Saved entries:
•••••
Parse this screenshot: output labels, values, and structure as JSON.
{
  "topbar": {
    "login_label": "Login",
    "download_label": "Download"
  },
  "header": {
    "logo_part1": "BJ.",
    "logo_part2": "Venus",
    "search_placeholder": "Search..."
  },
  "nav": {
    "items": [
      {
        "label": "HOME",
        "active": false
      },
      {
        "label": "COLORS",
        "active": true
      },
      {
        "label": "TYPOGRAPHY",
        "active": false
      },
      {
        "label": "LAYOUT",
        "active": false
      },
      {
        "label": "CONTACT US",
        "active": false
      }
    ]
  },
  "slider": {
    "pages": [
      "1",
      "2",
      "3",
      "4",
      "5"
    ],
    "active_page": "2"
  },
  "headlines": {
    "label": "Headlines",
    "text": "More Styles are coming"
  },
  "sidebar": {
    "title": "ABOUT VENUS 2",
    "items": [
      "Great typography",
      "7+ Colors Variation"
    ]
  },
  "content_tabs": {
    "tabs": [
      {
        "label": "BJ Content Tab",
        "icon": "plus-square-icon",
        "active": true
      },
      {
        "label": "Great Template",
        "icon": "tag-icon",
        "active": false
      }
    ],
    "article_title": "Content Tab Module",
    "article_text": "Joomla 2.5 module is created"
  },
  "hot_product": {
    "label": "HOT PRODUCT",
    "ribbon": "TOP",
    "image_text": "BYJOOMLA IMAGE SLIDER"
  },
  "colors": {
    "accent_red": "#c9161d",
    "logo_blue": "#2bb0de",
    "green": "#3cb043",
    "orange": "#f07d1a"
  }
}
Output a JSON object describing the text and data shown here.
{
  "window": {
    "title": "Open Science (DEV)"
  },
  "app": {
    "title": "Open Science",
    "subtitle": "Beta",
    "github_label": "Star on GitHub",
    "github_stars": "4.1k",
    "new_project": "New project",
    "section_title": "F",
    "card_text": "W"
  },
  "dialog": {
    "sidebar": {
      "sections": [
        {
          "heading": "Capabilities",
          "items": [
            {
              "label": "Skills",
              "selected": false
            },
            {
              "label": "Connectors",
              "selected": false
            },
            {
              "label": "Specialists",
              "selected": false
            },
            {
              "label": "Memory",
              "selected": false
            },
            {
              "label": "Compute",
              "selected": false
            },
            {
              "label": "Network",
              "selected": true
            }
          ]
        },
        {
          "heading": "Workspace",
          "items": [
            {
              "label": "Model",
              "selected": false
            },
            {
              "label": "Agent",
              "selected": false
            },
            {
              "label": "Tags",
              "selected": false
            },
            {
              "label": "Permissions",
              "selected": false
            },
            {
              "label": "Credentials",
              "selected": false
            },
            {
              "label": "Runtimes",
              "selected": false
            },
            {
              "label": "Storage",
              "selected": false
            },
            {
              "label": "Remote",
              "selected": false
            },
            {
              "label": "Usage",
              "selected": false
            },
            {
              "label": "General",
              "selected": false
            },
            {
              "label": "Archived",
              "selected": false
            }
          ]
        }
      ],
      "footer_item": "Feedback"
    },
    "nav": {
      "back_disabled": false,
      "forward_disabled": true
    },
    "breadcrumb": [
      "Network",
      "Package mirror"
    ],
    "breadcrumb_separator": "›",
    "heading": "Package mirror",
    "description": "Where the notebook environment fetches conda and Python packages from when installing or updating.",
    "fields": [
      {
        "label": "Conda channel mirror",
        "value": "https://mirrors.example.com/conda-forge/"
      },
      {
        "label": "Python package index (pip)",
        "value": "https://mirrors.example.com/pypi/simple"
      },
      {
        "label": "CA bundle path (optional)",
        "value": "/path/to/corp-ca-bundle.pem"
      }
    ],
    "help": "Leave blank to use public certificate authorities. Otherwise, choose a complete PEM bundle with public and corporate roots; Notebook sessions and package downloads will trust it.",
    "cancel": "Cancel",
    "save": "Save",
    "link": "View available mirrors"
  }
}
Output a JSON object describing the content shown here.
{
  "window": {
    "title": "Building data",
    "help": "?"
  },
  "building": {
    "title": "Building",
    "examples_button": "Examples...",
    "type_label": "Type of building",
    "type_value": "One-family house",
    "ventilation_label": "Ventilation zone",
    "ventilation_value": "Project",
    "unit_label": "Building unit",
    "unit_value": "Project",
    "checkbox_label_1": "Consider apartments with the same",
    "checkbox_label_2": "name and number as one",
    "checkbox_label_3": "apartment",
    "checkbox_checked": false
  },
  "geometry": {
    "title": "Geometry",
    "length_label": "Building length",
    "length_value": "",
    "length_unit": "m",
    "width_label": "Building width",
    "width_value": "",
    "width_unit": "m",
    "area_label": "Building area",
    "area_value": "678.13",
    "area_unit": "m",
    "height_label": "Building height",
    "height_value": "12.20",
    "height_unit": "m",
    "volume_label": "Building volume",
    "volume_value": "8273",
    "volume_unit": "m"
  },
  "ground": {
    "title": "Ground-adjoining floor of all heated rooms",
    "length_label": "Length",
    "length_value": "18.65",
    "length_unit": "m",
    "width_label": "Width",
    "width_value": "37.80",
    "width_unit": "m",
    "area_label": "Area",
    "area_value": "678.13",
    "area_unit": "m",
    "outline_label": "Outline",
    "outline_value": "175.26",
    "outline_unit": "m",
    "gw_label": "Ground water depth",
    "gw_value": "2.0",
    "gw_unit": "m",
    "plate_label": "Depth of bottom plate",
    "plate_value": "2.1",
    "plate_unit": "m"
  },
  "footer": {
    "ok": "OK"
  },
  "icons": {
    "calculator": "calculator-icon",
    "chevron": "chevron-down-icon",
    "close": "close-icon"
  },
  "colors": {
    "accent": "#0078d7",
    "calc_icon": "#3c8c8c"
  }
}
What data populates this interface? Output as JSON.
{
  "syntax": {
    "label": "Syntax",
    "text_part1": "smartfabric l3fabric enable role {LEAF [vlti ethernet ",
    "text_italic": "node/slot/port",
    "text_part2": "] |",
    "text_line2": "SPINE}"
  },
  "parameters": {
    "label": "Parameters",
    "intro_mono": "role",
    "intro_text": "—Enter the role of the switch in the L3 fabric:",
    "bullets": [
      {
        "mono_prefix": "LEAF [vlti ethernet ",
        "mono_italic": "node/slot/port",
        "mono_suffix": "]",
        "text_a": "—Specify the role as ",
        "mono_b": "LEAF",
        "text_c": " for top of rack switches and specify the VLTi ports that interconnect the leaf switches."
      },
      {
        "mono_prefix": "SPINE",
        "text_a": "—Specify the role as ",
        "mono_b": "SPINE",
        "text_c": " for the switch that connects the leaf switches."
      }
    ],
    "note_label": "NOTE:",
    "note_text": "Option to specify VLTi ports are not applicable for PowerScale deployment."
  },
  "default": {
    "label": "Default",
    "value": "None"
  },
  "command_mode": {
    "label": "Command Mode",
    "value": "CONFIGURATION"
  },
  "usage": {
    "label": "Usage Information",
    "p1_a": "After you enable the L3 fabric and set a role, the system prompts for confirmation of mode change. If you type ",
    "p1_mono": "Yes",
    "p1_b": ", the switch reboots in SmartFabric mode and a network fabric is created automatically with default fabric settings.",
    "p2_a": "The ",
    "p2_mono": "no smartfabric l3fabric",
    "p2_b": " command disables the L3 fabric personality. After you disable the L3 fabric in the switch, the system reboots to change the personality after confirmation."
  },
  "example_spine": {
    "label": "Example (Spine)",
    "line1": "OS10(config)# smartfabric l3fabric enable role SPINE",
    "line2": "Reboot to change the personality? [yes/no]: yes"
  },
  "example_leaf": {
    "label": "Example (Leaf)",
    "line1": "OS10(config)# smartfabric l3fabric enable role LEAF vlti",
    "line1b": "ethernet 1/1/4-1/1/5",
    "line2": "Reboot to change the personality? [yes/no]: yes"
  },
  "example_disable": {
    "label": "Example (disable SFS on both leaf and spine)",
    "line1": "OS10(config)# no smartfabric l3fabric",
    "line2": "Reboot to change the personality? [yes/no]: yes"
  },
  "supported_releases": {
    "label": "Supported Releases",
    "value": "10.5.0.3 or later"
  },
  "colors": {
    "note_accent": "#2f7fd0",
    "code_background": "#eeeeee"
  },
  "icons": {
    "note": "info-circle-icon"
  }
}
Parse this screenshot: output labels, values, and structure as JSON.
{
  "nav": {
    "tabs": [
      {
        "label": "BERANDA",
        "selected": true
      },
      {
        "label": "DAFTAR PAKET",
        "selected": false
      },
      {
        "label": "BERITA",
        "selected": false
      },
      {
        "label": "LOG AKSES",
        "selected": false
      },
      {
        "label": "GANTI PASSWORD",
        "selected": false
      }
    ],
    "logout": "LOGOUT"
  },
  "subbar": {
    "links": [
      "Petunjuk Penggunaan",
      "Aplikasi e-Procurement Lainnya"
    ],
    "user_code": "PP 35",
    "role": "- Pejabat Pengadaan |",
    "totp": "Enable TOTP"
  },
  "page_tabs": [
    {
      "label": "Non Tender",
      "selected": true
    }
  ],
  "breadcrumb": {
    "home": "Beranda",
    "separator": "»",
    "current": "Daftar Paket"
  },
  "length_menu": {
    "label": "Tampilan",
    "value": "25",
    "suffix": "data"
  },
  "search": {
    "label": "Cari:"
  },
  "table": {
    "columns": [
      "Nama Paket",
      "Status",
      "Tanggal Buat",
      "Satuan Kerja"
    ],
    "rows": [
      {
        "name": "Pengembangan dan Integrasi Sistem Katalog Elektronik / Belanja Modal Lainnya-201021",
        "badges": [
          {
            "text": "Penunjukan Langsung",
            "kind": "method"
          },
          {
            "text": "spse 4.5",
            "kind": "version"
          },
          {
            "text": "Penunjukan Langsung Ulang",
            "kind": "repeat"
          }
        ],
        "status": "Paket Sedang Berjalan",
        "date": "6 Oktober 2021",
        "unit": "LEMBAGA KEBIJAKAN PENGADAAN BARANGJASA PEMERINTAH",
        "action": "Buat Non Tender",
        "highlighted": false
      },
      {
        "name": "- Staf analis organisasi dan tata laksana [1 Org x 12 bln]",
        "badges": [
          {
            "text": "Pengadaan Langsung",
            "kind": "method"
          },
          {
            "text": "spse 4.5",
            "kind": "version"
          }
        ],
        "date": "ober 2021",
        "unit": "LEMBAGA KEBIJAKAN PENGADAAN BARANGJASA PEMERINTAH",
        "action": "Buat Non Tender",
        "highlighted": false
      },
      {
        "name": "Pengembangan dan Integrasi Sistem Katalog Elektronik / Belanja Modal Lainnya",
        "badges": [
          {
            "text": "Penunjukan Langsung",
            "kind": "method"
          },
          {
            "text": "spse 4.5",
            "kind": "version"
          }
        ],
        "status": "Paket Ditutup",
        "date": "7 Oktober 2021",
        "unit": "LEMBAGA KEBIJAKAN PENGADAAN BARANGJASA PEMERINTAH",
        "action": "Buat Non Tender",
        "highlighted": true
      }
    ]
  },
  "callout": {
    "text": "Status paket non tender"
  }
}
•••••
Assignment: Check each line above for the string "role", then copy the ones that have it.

Output:
    "text_part1": "smartfabric l3fabric enable role {LEAF [vlti ethernet ",
    "intro_mono": "role",
    "intro_text": "—Enter the role of the switch in the L3 fabric:",
        "text_a": "—Specify the role as ",
        "text_a": "—Specify the role as ",
    "p1_a": "After you enable the L3 fabric and set a role, the system prompts for confirmation of mode change. If you type ",
    "line1": "OS10(config)# smartfabric l3fabric enable role SPINE",
    "line1": "OS10(config)# smartfabric l3fabric enable role LEAF vlti",
    "role": "- Pejabat Pengadaan |",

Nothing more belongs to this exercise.